**What the task requires**
Line by line, print the records exactly as they are, dropping the pictures.

[Data records for software interfaces]
=-=-=
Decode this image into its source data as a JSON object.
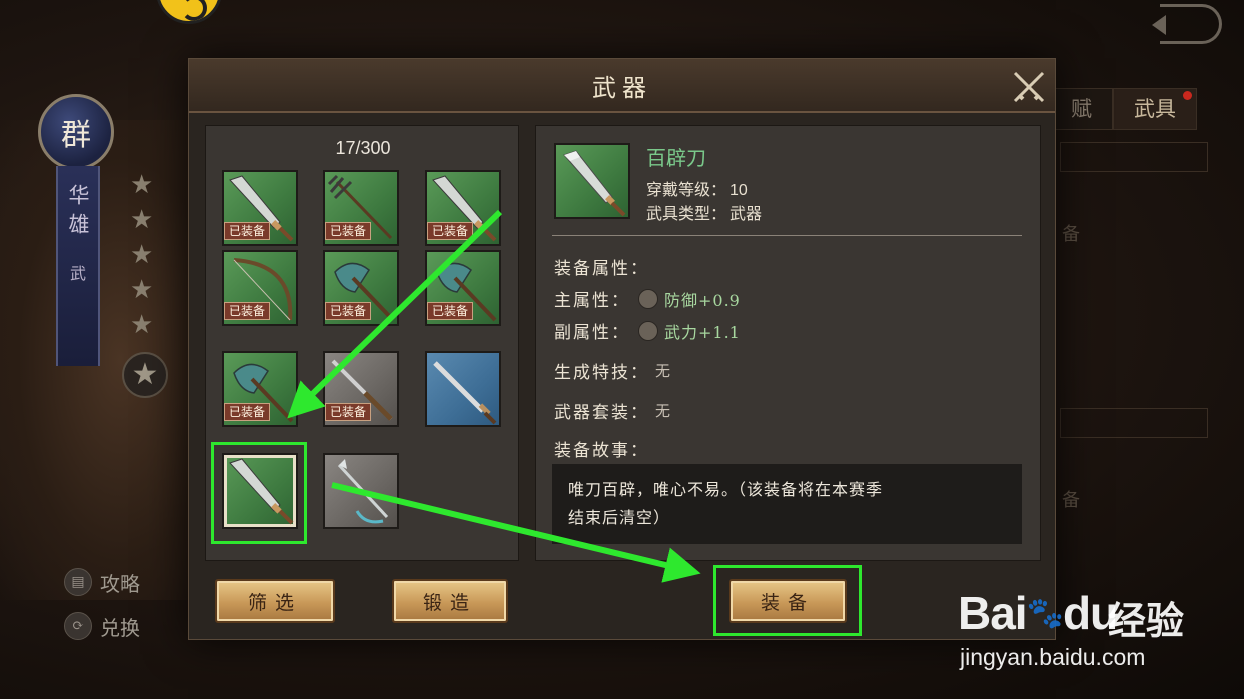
{
  "background": {
    "faction": "群",
    "hero_name": "华雄",
    "hero_type": "武",
    "star_count": 5,
    "side_menu": [
      {
        "label": "攻略",
        "icon": "book-icon"
      },
      {
        "label": "兑换",
        "icon": "exchange-icon"
      }
    ],
    "right_tabs": [
      {
        "label": "赋",
        "active": false
      },
      {
        "label": "武具",
        "active": true
      }
    ],
    "right_faint_texts": [
      "备",
      "备"
    ]
  },
  "dialog": {
    "title": "武器",
    "inventory": {
      "count": "17/300",
      "equipped_tag": "已装备",
      "slots": [
        {
          "weapon": "blade",
          "rarity": "green",
          "equipped": true
        },
        {
          "weapon": "trident",
          "rarity": "green",
          "equipped": true
        },
        {
          "weapon": "blade",
          "rarity": "green",
          "equipped": true
        },
        {
          "weapon": "bow",
          "rarity": "green",
          "equipped": true
        },
        {
          "weapon": "axe",
          "rarity": "green",
          "equipped": true
        },
        {
          "weapon": "axe",
          "rarity": "green",
          "equipped": true
        },
        {
          "weapon": "axe",
          "rarity": "green",
          "equipped": true
        },
        {
          "weapon": "spear",
          "rarity": "gray",
          "equipped": true
        },
        {
          "weapon": "sword",
          "rarity": "blue",
          "equipped": false
        },
        {
          "weapon": "blade",
          "rarity": "green",
          "equipped": false,
          "selected": true
        },
        {
          "weapon": "hook-spear",
          "rarity": "gray",
          "equipped": false
        }
      ]
    },
    "detail": {
      "name": "百辟刀",
      "level_label": "穿戴等级：",
      "level_value": "10",
      "type_label": "武具类型：",
      "type_value": "武器",
      "attributes_label": "装备属性：",
      "main_attr_label": "主属性：",
      "main_attr_value": "防御+0.9",
      "sub_attr_label": "副属性：",
      "sub_attr_value": "武力+1.1",
      "skill_label": "生成特技：",
      "skill_value": "无",
      "set_label": "武器套装：",
      "set_value": "无",
      "story_label": "装备故事：",
      "story_line1": "唯刀百辟，唯心不易。（该装备将在本赛季",
      "story_line2": "结束后清空）"
    },
    "buttons": {
      "filter": "筛选",
      "forge": "锻造",
      "equip": "装备"
    }
  },
  "annotation_color": "#2ee82e",
  "watermark": {
    "brand": "Bai",
    "brand_du": "du",
    "cn": "经验",
    "url": "jingyan.baidu.com"
  }
}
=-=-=
**Expected answer**
Decode this image into its source data as a JSON object.
{
  "background": {
    "faction": "群",
    "hero_name": "华雄",
    "hero_type": "武",
    "star_count": 5,
    "side_menu": [
      {
        "label": "攻略",
        "icon": "book-icon"
      },
      {
        "label": "兑换",
        "icon": "exchange-icon"
      }
    ],
    "right_tabs": [
      {
        "label": "赋",
        "active": false
      },
      {
        "label": "武具",
        "active": true
      }
    ],
    "right_faint_texts": [
      "备",
      "备"
    ]
  },
  "dialog": {
    "title": "武器",
    "inventory": {
      "count": "17/300",
      "equipped_tag": "已装备",
      "slots": [
        {
          "weapon": "blade",
          "rarity": "green",
          "equipped": true
        },
        {
          "weapon": "trident",
          "rarity": "green",
          "equipped": true
        },
        {
          "weapon": "blade",
          "rarity": "green",
          "equipped": true
        },
        {
          "weapon": "bow",
          "rarity": "green",
          "equipped": true
        },
        {
          "weapon": "axe",
          "rarity": "green",
          "equipped": true
        },
        {
          "weapon": "axe",
          "rarity": "green",
          "equipped": true
        },
        {
          "weapon": "axe",
          "rarity": "green",
          "equipped": true
        },
        {
          "weapon": "spear",
          "rarity": "gray",
          "equipped": true
        },
        {
          "weapon": "sword",
          "rarity": "blue",
          "equipped": false
        },
        {
          "weapon": "blade",
          "rarity": "green",
          "equipped": false,
          "selected": true
        },
        {
          "weapon": "hook-spear",
          "rarity": "gray",
          "equipped": false
        }
      ]
    },
    "detail": {
      "name": "百辟刀",
      "level_label": "穿戴等级：",
      "level_value": "10",
      "type_label": "武具类型：",
      "type_value": "武器",
      "attributes_label": "装备属性：",
      "main_attr_label": "主属性：",
      "main_attr_value": "防御+0.9",
      "sub_attr_label": "副属性：",
      "sub_attr_value": "武力+1.1",
      "skill_label": "生成特技：",
      "skill_value": "无",
      "set_label": "武器套装：",
      "set_value": "无",
      "story_label": "装备故事：",
      "story_line1": "唯刀百辟，唯心不易。（该装备将在本赛季",
      "story_line2": "结束后清空）"
    },
    "buttons": {
      "filter": "筛选",
      "forge": "锻造",
      "equip": "装备"
    }
  },
  "annotation_color": "#2ee82e",
  "watermark": {
    "brand": "Bai",
    "brand_du": "du",
    "cn": "经验",
    "url": "jingyan.baidu.com"
  }
}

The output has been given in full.